My excuse for not writing for ages this time: we were busy finishing preparations for the arrival of a new family member. Aïda Yvonne Robson was born at 12:09 KST on 24 March and weighed in at a respectable 3.6kg (a smidge under 8lbs in old money). Mother and baby are both doing well.
The hospital insists on keeping us in for six nights. This is giving Leyla and me a chance to experience the Korean medical system from an in-patient point of view (while Medina is being looked after at home by her grandmother).
Overall impressions are good. The place is clean and bright with decor that leans more towards tasteful than institutional. Compared with the offerings I have seen in English hospitals the food is also prepared to a high standard.

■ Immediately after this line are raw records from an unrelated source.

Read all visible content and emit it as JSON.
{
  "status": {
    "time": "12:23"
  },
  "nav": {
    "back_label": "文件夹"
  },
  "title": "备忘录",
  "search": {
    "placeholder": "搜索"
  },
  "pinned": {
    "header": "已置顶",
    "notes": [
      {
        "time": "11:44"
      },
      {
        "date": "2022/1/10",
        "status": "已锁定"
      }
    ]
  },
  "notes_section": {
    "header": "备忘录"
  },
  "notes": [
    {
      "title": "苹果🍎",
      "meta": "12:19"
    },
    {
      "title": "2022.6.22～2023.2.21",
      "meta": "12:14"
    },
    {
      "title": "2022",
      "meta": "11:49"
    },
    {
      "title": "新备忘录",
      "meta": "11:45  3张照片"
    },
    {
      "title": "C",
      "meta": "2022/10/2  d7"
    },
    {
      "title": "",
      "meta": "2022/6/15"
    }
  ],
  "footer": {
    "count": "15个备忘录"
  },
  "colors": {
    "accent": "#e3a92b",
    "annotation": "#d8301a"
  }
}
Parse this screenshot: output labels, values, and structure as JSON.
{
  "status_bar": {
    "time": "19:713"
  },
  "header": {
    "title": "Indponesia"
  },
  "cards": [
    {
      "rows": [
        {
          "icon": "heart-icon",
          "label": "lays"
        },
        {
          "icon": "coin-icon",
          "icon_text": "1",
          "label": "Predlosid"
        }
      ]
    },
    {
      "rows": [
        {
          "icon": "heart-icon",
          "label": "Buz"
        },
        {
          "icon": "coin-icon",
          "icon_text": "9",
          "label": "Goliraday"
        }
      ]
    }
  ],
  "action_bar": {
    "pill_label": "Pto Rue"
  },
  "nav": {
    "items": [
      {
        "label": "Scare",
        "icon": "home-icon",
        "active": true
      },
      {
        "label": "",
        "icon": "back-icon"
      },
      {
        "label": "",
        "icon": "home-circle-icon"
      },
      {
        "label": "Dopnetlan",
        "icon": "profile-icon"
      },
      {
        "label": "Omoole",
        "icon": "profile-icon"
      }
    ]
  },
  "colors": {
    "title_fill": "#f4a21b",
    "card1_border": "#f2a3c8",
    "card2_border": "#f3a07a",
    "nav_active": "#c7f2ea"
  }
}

If we had requested western food the situation might have been different but sticking to the local menu has been a safe choice so far. This means a dish of seaweed soup with every meal as its high iron content is considered essential for women who have just given birth. Luckily Leyla quite likes the stuff – or used to before being forced to consume it by the gallon.

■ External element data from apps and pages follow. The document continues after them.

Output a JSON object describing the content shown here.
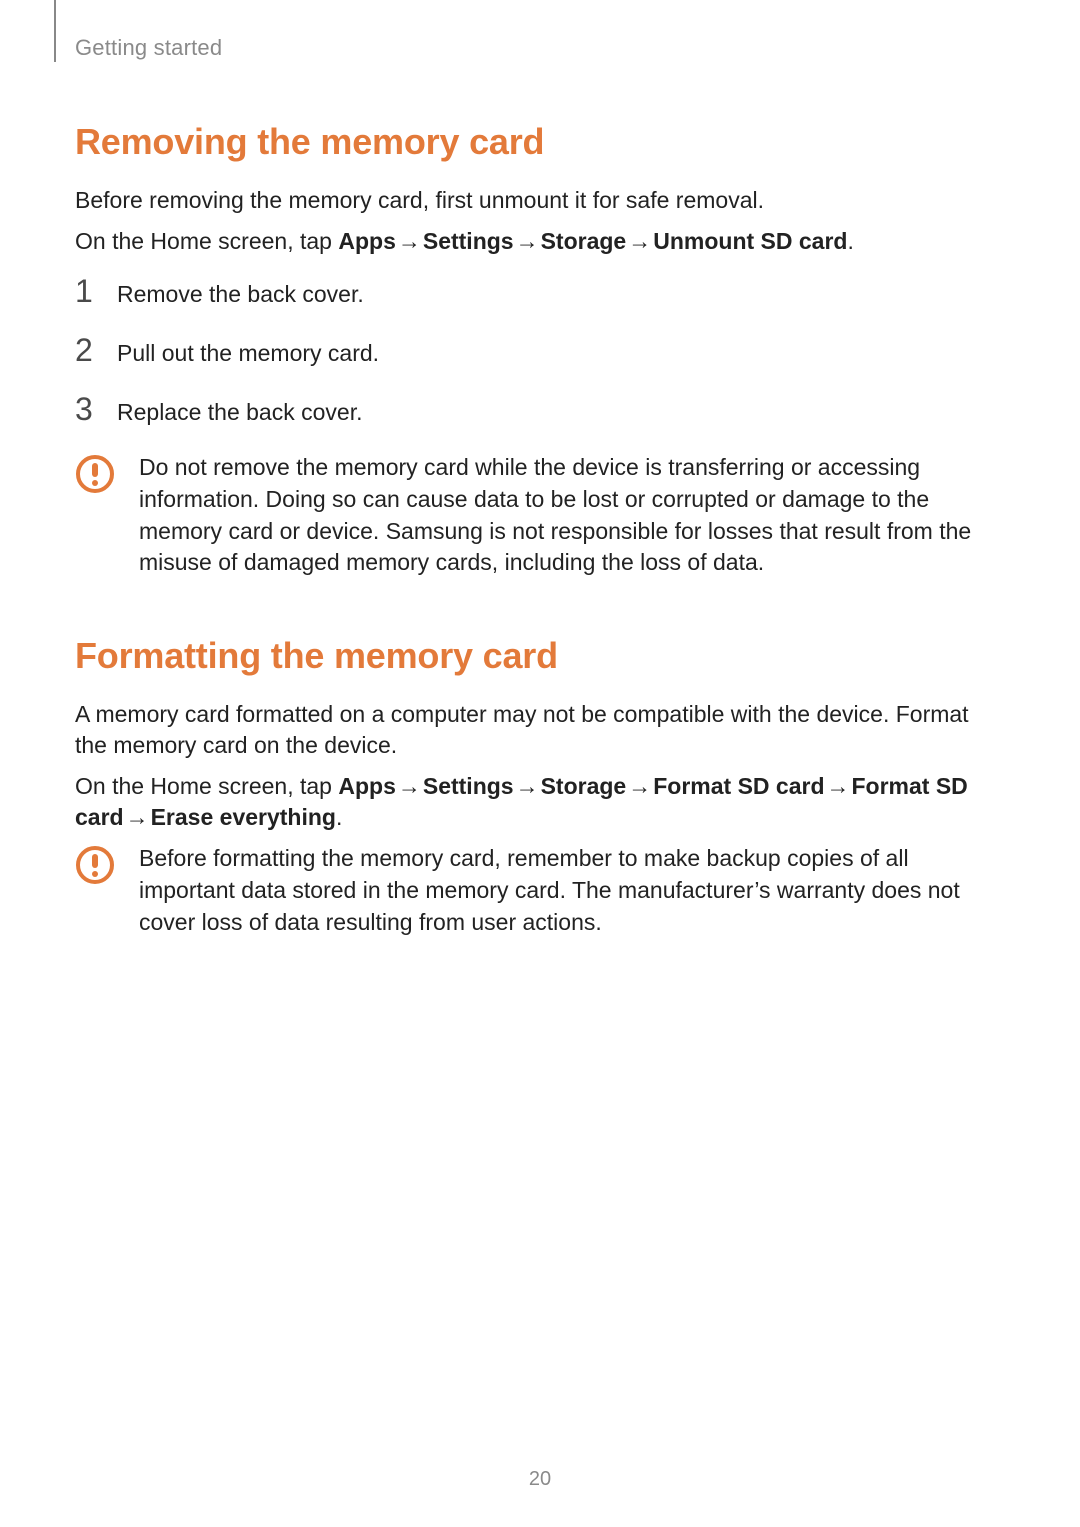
{
  "breadcrumb": "Getting started",
  "section1": {
    "heading": "Removing the memory card",
    "intro": "Before removing the memory card, first unmount it for safe removal.",
    "path_prefix": "On the Home screen, tap ",
    "path": [
      "Apps",
      "Settings",
      "Storage",
      "Unmount SD card"
    ],
    "steps": [
      "Remove the back cover.",
      "Pull out the memory card.",
      "Replace the back cover."
    ],
    "warning": "Do not remove the memory card while the device is transferring or accessing information. Doing so can cause data to be lost or corrupted or damage to the memory card or device. Samsung is not responsible for losses that result from the misuse of damaged memory cards, including the loss of data."
  },
  "section2": {
    "heading": "Formatting the memory card",
    "intro": "A memory card formatted on a computer may not be compatible with the device. Format the memory card on the device.",
    "path_prefix": "On the Home screen, tap ",
    "path": [
      "Apps",
      "Settings",
      "Storage",
      "Format SD card",
      "Format SD card",
      "Erase everything"
    ],
    "warning": "Before formatting the memory card, remember to make backup copies of all important data stored in the memory card. The manufacturer’s warranty does not cover loss of data resulting from user actions."
  },
  "arrow_glyph": "→",
  "page_number": "20",
  "colors": {
    "heading": "#e37a3a",
    "body": "#222222",
    "muted": "#8a8a8a",
    "warn": "#e37a3a"
  }
}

We are unsurprisingly at a linguistic disadvantage here. Apart from Leyla’s obstetrician and a special liaison officer nobody in the hospital speaks much English. This has not proven to be a great obstacle but gives rise to the odd frustration. We seem to be getting on well with some of the nurses which helps.
Fluctuations in bedside manner are more of a challenge. The aforementioned obstetrician is by and large a charming chap and similarly the nurses are mostly smiles rather than frowns. Delicacy can be found lacking sometimes though, mostly when schedule is involved.
Yesterday morning was a memorable example. Leyla was asleep. A nurse rushed in at 08:00 to check Leyla’s medication and condition then rushed out again; Leyla went back to sleep. At 08:15 the obstetrician arrived, got straight to the business of tearing off Leyla’s dressing, inspecting the incision and applying a fresh dressing then disappeared as quickly as he had arrived. Hot on his heels came the cleaners at 08:20 armed with a vacuum cleaner loud enough to put Boeing to shame. Suffice to say we were very much awake by that point.
According to ‘the schedule’, mothers should be at the nursery to wash their babies every morning at 06:00, after which the mothers are served breakfast at 07:00. On that basis I suppose one is expected to be awake, alert and ready for anything at eight in the morning. Part of it is down to us being us; part may be down to our having had our first child in Oslo (where the hospital atmosphere was somewhat different) but we foreigners can not readily follow such an early bird regime at present.
So far Aïda is putting a brave face on it all and showing signs of being a very patient baby. When we get home and introduce her to her sister who knows what will happen; let’s wait and see. In the meantime, the obligatory photograph of the newborn sleeping:
Aïda a few hours old